Read Lables – If you aren’t already doing this, now is the time. Carrageenan is a popular thickener made from boiled down Irish moss (sometimes labeled as Irish Moss or Rock Moss) and can be found in a whole slew of products including toothpaste, frozen dinners (e.g. Weight Watchers Smart Ones), sour cream, frosting, dressings, ice cream (e.g. Ben & Jerry’s), chocolate milk, soy milk (e.g. Silk), lunch meats, soups, and candy. Keep a close watch on what you add to your shopping cart!

Step 3
Eat at Home More Often – The only way to really have control over what you have for dinner is to make it yourself. There are plenty of carrageenan free foods out there to choose from and you should be able to make all of your favorite dishes with little worry about contamination (as long as you check the labels!).

Step 4
Surf The Web – Many restaurants (especially chain ones like Panera) are aware that their customers have food allergies and are willing to list the ingredients for their meals.
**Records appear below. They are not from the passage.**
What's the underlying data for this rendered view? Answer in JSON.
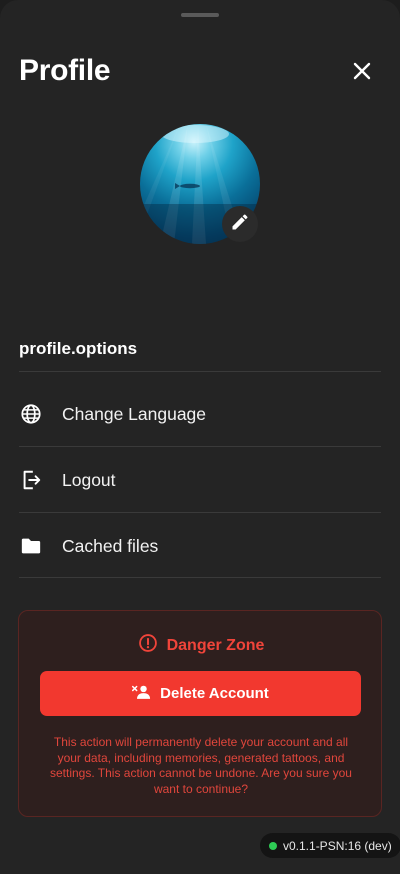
{
  "header": {
    "title": "Profile",
    "close_icon": "close-icon"
  },
  "avatar": {
    "image": "underwater ocean scene with sunlight",
    "edit_icon": "pencil-icon"
  },
  "options": {
    "heading": "profile.options",
    "items": [
      {
        "icon": "globe-icon",
        "label": "Change Language"
      },
      {
        "icon": "logout-icon",
        "label": "Logout"
      },
      {
        "icon": "folder-icon",
        "label": "Cached files"
      }
    ]
  },
  "danger_zone": {
    "title": "Danger Zone",
    "title_icon": "alert-circle-icon",
    "delete_button_label": "Delete Account",
    "delete_button_icon": "remove-user-icon",
    "warning_text": "This action will permanently delete your account and all your data, including memories, generated tattoos, and settings. This action cannot be undone. Are you sure you want to continue?",
    "accent_color": "#f2382f"
  },
  "footer": {
    "version": "v0.1.1-PSN:16 (dev)",
    "status_color": "#2ecc55"
  }
}
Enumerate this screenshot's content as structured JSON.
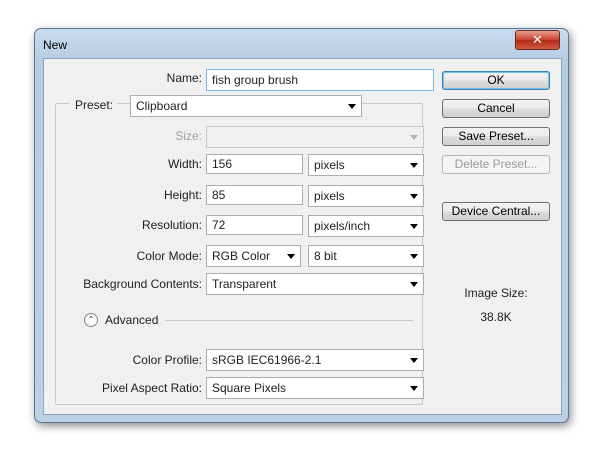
{
  "window": {
    "title": "New",
    "close_glyph": "✕"
  },
  "name": {
    "label": "Name:",
    "value": "fish group brush"
  },
  "preset": {
    "label": "Preset:",
    "value": "Clipboard"
  },
  "size": {
    "label": "Size:",
    "value": ""
  },
  "width": {
    "label": "Width:",
    "value": "156",
    "unit": "pixels"
  },
  "height": {
    "label": "Height:",
    "value": "85",
    "unit": "pixels"
  },
  "resolution": {
    "label": "Resolution:",
    "value": "72",
    "unit": "pixels/inch"
  },
  "color_mode": {
    "label": "Color Mode:",
    "value": "RGB Color",
    "depth": "8 bit"
  },
  "background": {
    "label": "Background Contents:",
    "value": "Transparent"
  },
  "advanced": {
    "label": "Advanced",
    "toggle_glyph": "⌃"
  },
  "color_profile": {
    "label": "Color Profile:",
    "value": "sRGB IEC61966-2.1"
  },
  "pixel_aspect": {
    "label": "Pixel Aspect Ratio:",
    "value": "Square Pixels"
  },
  "buttons": {
    "ok": "OK",
    "cancel": "Cancel",
    "save_preset": "Save Preset...",
    "delete_preset": "Delete Preset...",
    "device_central": "Device Central..."
  },
  "image_size": {
    "label": "Image Size:",
    "value": "38.8K"
  },
  "colors": {
    "frame": "#bcd1e8",
    "close": "#c9452f",
    "client": "#f0f0f0",
    "default_button": "#3c7fb1"
  }
}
Scout out the ingredients on some of your favorite restaurant dishes and be prepared when you order. You can try asking the waiter/waitress if an item contains carrageenan but most of the time this is met with a blank stare (“cara-whatsa?”). You might try carrying around a card with the word carrageenan printed on it so the waitperson can take it back to the kitchen to check ingredients lists.

Step 5
Relax – Unlike giving up gluten, nuts, or soy… carrageenan is relatively easy to forgo. Try to focus on the positive. Sure, I miss ordering sour cream in restaurants or eating Ben & Jerry’s from the pint, but there are plenty of other choices (thank you Haagen-Daz!).



  1. I just bought Silk brand Almond milk and carrageenan is not listed as an ingredient.

    1. That's correct. I drink that one too now. I don't know why they put it in their soy and coconut milks though. I recently tried their coconut milk to see if I reacted differently and got stomach cramps. Oh well.

    2. Has anyone looked at Trader Joe's almond milk? I do not think I saw it in their ingredient list either. Does it go by another name?

  2. that's why I have only bought Silk's version for the last year

  3. What happens when you only drink almond milk in reasonable amounts? As with anything, to much of it is bad for you. Sure all of us should be drinking raw goat milk like they would have been in the bible, but that is not realistic for today. Just don't over do ANYTHING.

  4. The Eden Organic claim that undegraded carrageenan is safe is refuted by Dr. Tobacman via an email exchange:

    to Dr Tobacman

    Critic in early animal study claims stomach acids in human's dilutes effect of carrageenan.

    How does one respond to that without going to medical school?

    Also, got a call from aide to MN Cong. John Kline that he will investigate your last diabetes research with FDA.

    Tobacman, Joanne K. jkt@uic.edu
    Mar 3

    Mr. Anderson,

    Acid actually degrades carrageenan, thereby making more of the lower molecular weight forms of carrageenan which are more potent.

    I'm glad to hear about Mr. Kline's interest. Thank you.